WASHINGTON — Washington--They arrived by the hundreds, on personalized stationery and lined paper, and postcards, faxes, telegrams -- even cartoons.
Some were pleading, some were angry.
many were angry. And the constituent ire was directed at the budget accord forged by President Bush and the congressional leadership.
The general theme of the messages piling up last week at Representative Helen Delich Bentley's office ran something like this: I don't like this budget plan because it affects me (through Medicare premium increases or gasoline tax increases or fill-in-the-blank taxes). Either get the money from the rich or cut spending. Or both.
The letters were running about 8-to-1 against the agreement, according to staff aides for the Lutherville Republican.
"Please vote against more taxes," penned Richard Kramer of Bel Air. "Please vote for much lower spending."
"We worked hard for more than 40 years," wrote a retired Timonium couple unhappy about increased Medicare costs.
"I am furious," declared Ann Marie Rezac of Overlea in Baltimore County. "I do not want taxes raised. I want you to cut spending and I think you should start at the top." The "top," she explained, was the 33 percent congressional pay raise that takes effect next year.
"It is a complete farce. The burden is being placed on the elderly and the middle class working citizens," wrote one woman from Timonium, who didn't close with the traditional "Cordially" or "Sincerely." She signed off as "Extremely Upset." Another writer chose the more pointed "See you at the polls."
Many of the letters reflect the contradiction of the American voter: cut spending, unless it affects one of my programs. Tax the rich, unless that includes me.
They want Congress to do something and boo congressmen for incompetence from the House gallery, but they don't like what Congress has done. Few letter writers mention the deficit, as if it were someone else's problem.
But all of this leaves their politicians -- supposed to represent the will of the people and to act for the good of the nation -- virtually paralyzed and playing for time.
Consider Mrs. Bentley's situation. She's a conservative Republican who often champions the working man. She's a genius at delivering constituent services to the blue-collar workers of her district, but she also has to appeal to the well-off residents of suburban Baltimore and Harford counties. They're the "rich" people that Mrs. Bentley's other constituents think should be footing more of the nation's bills.
So Mrs. Bentley can't go along with the Republicans on Capitol Hill who oppose any higher taxes for the wealthy for fear of alienating her working-class following. She can't anger her well-off district residents -- and the more moderate ones -- by refusing to cut spending. She doesn't lecture her constituents about the need for everyone to sacrifice to reduce the budget deficit because sacrifice is painful. And she can't do nothing, because that would suggest she's an ineffective legislator.
Mrs. Bentley and her colleagues heard America loud and clear last week.

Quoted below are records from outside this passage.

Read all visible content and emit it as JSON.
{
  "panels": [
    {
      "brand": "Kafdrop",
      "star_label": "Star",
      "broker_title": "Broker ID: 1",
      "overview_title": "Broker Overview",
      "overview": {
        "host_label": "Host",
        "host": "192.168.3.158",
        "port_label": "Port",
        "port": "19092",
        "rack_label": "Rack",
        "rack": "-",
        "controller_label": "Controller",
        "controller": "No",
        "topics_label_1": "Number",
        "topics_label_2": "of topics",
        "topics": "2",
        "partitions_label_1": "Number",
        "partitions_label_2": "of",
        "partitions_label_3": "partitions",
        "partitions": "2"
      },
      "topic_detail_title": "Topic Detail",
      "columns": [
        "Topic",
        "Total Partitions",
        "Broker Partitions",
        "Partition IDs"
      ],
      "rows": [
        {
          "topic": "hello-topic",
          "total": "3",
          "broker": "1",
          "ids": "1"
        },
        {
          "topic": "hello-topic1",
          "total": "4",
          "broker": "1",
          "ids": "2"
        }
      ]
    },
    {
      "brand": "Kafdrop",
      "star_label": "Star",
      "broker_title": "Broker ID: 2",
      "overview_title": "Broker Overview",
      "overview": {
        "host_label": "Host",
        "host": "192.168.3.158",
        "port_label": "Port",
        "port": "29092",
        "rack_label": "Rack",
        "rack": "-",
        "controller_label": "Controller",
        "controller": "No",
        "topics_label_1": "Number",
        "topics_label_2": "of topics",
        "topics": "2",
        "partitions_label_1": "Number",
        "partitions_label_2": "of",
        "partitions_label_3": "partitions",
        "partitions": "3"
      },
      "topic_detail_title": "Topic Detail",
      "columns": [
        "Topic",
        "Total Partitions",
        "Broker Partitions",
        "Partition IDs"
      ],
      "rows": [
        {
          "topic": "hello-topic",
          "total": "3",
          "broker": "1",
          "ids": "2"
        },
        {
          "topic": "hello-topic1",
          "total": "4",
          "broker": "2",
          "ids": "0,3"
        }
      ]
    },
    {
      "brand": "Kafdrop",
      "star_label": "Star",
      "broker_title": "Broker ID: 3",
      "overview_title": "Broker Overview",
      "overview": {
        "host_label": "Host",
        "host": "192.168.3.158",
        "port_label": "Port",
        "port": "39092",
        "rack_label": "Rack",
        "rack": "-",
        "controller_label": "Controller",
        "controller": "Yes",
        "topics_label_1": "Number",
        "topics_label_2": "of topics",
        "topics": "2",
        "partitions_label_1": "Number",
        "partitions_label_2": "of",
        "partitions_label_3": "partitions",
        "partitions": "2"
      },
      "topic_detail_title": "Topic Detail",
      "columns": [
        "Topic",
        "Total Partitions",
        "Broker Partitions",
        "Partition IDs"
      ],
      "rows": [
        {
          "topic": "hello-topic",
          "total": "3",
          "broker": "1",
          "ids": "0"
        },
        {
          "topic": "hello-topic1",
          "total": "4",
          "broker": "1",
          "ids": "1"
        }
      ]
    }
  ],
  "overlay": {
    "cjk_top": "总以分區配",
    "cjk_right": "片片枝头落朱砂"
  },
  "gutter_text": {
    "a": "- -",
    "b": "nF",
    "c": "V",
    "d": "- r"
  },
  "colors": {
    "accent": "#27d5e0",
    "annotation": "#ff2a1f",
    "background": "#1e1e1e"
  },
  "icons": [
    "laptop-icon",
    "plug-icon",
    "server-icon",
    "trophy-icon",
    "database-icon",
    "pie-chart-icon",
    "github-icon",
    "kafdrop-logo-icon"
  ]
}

The House voted down the first budget accord, 254-179. Mrs. Bentley and other lawmakers agreed with their constituents and opposed the increases in Medicare premiums and taxes on gasoline, liquor and cigarettes.
And while a second budget agreement passed Congress last week -- with planned lower Medicare increases and tax rises that will be determined by congressional committees -- it still did not win the support of Mrs. Bentley.
"We're adding taxes but we're not cutting spending," the congresswoman grumbled following the vote.
Mrs. Bentley said she supports a five-year budget proposal she helped draft with Representatives Carl D. Pursell, R-Mich., and John R. Kasich, R-Ohio, that rejects taxes on gasoline and petroleum products and calls for a domestic spending freeze -- without increases for inflation during the first year -- and adjustments for inflation during the next four years. Defense spending would be cut by $10 billion next year. The plan would lower the capital gains tax rate from 28 percent to 15 percent, although Mrs. Bentley favors a reduction to about 20 percent or 22 percent.
The plan would also slightly increase taxes for the highest-income Americans, those married joint filers with incomes over $177,000, while lowering from 33 percent to 31 percent the top tax rate for 4 million married couples earning from $78,000 to $185,000.
Despite Mrs. Bentley's dislike of the original budget deal, some of her constituents found it acceptable.
One Baltimore man, who urged a vote in favor of the "imperfect agreement," wrote on the birthday of his 2-year-old daughter and said he feared the effects of the budget deficit on her future. "I don't like paying 12 cents more per gallon for gas, but I would gladly pay twice that if it meant she would be spared paying 30 years from now for the excesses of today," he wrote.